As with all bipolar logic, a small current must be drawn from a TTL input to ensure proper logic levels. The total current drawn must be within the capacities of the preceding stage, which limits the number of nodes that can be connected (the fanout).
All standardized common TTL circuits operate with a 5-volt power supply. A TTL input signal is defined as “low” when between 0V and 0.8V with respect to the ground terminal, and “high” when between 2.2V and 5V (precise logic levels vary slightly between sub-types). TTL outputs are typically restricted to narrower limits of between 0V and 0.4V for a “low” and between 2.6V and 5V for a “high”, providing 0.4V of noise immunity. Standardization of the TTL levels was so ubiquitous that complex circuit boards often contained TTL chips made by many different manufacturers selected for availability and cost, compatibility being assured; two circuit board units off the same assembly line on different successive days or weeks might have a different mix of brands of chips in the same positions on the board; repair was possible with chips manufactured years (sometimes over a decade) later than original components. Within usefully broad limits, logic gates could be treated as ideal Boolean devices without concern for electrical limitations.
Advantages of TTL Logic circuit:
Advantages of TTL logic family, one should have a basic idea about RTL, DTL etc. Diode logic (DL) uses diodes to implement logical functions like AND and OR. But the disadvantage is that it can not perform NOT operation. As AND and OR are not complete functions by themselves, they can not perform several logic functions without NOT. Hence, there was a need for some device which can perform a NOT function as diodes can not. That device is a transistor. Then came the DTL which uses a transistor along with diodes. As a transistor can act as an inverter, NAND (NOT-AND) & NOR (NOT-OR) operations can be performed. But this logic uses several diodes which will slow down its operation. Due to the delay offered by them, the logic levels may sometimes change i. e. 0 t0 1 or 1 to 0. Then came TTL. This logic uses a multi emitter transistor, a transistor with many emitter terminals. As every emitter is nothing but a diode, this logic eliminates the use of all diodes. This is the major advantage.
As transistor becomes ON and OFF much rapidly than a diode, switching time will be faster.
TTL, or Transistor-transistor logic replaced resistor-transistor logic, and used much less power.
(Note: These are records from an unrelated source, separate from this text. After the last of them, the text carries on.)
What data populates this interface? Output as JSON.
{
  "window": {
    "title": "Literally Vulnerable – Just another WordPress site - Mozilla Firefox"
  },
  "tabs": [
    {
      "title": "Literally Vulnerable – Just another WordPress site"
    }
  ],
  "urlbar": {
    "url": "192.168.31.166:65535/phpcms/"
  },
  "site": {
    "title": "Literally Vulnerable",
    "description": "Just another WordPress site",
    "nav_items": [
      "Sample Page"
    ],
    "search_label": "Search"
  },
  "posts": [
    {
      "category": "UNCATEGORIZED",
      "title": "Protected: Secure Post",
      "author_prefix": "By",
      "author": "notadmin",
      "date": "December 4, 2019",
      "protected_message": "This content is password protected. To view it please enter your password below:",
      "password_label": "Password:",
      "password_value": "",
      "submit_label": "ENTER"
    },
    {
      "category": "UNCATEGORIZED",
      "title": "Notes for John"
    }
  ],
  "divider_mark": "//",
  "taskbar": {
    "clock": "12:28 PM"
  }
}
The TTL family is very fast and reliable, and newer faster, less power-consuming, etc. types are always being developed.
In TTL (Transistor-Transistor Logic), think that the device using this technology is made from several transistors. Another advantage is that many more chips employ this